----- Extracted material
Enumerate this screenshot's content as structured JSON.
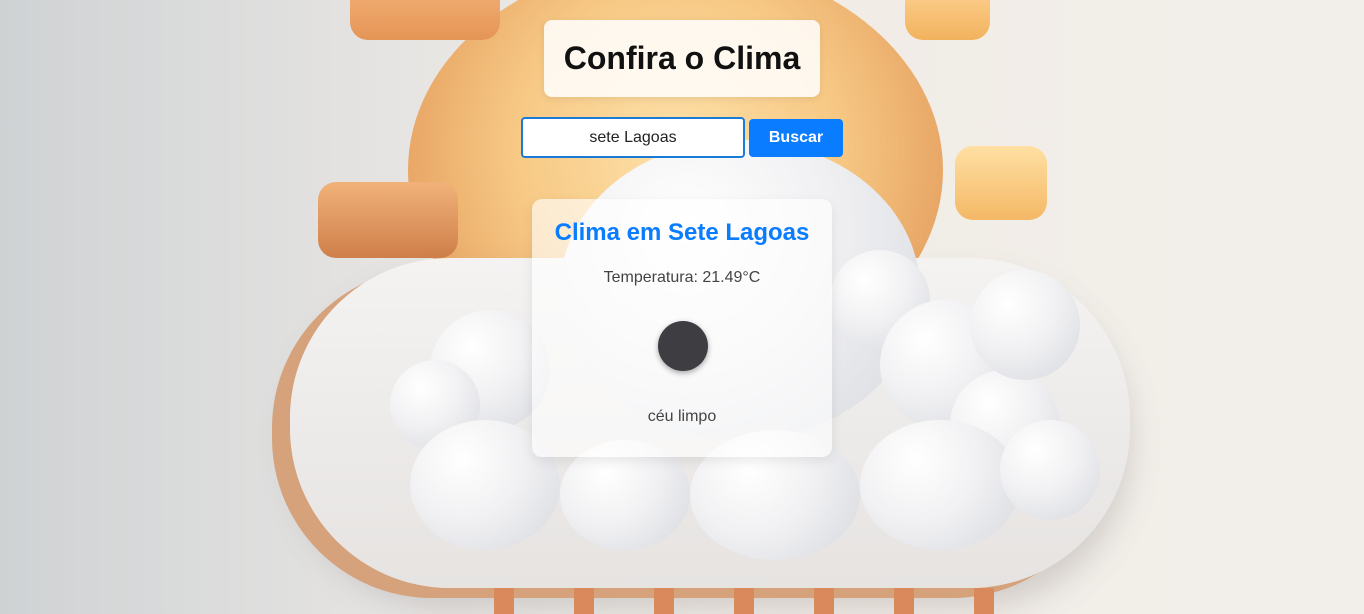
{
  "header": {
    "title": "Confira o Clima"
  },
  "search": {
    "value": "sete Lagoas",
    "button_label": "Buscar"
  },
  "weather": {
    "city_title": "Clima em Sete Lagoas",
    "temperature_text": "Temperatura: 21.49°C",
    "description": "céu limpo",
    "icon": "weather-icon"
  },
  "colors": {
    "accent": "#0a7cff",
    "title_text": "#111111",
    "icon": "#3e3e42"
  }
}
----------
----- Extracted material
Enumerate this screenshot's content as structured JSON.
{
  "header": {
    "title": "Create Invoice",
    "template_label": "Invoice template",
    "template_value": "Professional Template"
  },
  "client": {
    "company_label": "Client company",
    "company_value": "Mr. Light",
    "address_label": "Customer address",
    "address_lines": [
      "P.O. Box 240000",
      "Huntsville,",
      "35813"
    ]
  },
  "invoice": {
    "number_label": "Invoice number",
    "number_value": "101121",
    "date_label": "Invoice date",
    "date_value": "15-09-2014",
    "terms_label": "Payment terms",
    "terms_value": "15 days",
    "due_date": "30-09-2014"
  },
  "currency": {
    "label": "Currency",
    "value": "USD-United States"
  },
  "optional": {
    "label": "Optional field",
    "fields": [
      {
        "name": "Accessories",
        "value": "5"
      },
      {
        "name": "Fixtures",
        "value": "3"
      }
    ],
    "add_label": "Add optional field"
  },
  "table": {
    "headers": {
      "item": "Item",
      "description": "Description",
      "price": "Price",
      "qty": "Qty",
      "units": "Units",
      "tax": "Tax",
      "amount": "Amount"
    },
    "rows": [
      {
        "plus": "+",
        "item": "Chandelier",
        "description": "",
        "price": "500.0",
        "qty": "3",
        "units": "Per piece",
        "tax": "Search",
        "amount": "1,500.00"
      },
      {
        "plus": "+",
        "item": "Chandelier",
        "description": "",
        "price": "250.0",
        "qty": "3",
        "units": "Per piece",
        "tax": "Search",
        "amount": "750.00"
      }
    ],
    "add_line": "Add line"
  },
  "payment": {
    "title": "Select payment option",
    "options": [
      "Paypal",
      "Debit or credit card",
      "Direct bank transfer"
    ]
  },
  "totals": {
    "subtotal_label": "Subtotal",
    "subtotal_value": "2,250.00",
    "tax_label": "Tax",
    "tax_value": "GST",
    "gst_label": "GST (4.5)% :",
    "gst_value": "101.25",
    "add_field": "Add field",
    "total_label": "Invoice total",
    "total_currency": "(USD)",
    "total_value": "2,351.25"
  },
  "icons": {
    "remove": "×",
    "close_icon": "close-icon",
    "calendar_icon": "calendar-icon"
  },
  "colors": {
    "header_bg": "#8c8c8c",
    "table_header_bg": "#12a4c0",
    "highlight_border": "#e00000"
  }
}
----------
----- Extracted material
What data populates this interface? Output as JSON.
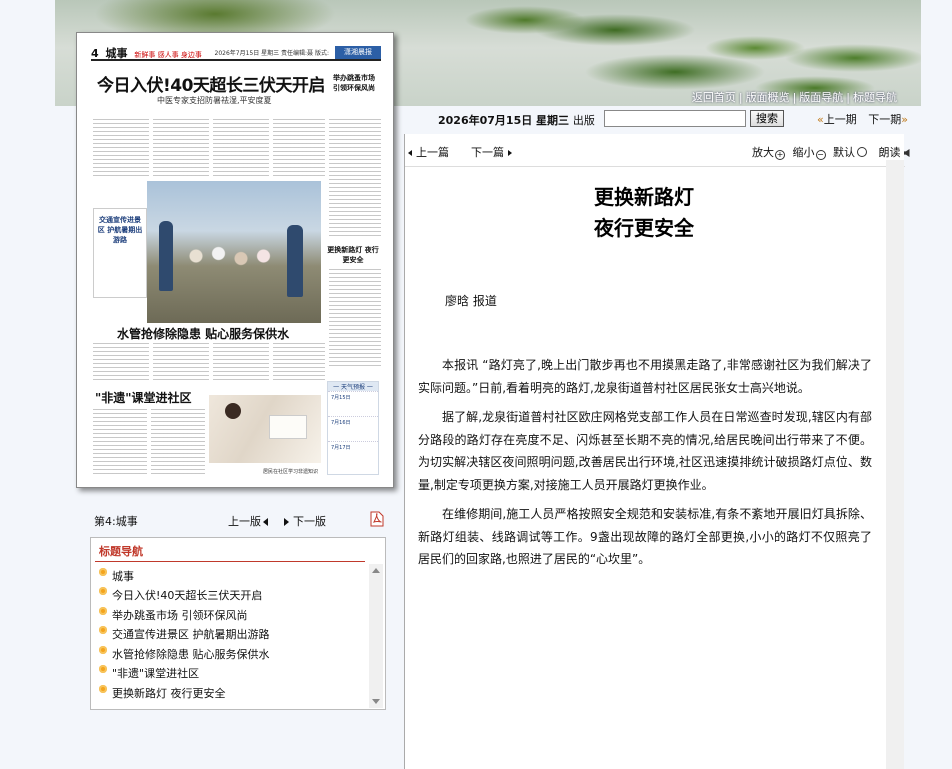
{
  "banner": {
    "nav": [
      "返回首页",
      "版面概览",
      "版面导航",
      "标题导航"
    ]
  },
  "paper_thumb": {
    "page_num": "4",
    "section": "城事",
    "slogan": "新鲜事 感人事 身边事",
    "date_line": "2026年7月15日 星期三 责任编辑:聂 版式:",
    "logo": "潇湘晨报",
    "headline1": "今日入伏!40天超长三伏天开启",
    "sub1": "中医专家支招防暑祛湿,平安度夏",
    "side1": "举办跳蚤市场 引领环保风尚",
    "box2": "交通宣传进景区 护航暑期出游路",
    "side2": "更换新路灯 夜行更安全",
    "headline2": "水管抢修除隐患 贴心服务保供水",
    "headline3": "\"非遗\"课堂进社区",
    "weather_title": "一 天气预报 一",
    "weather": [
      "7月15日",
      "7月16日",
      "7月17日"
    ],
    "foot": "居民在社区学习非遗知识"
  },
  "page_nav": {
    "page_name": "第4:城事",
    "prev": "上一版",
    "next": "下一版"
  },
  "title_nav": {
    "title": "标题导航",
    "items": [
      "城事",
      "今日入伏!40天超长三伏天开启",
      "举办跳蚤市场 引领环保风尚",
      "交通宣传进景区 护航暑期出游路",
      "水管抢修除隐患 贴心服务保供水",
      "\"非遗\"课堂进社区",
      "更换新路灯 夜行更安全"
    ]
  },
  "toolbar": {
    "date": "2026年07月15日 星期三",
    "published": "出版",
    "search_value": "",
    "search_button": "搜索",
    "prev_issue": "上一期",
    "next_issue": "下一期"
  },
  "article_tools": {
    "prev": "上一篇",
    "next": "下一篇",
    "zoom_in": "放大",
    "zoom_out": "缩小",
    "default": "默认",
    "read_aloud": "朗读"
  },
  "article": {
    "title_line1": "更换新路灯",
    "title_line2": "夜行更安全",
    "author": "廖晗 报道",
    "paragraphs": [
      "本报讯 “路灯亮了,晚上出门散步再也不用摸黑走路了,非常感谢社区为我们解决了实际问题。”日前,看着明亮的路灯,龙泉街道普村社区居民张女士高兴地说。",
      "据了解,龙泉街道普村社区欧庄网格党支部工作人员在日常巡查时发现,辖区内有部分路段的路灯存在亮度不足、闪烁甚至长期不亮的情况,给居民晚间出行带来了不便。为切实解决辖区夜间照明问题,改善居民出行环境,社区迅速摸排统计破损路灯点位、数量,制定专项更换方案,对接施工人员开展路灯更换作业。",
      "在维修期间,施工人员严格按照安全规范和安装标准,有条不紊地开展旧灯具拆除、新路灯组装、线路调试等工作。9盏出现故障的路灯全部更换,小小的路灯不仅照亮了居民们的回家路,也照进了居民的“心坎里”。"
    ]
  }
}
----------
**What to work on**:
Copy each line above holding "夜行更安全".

**Expected answer**:
    "side2": "更换新路灯 夜行更安全",
      "更换新路灯 夜行更安全"
    "title_line2": "夜行更安全",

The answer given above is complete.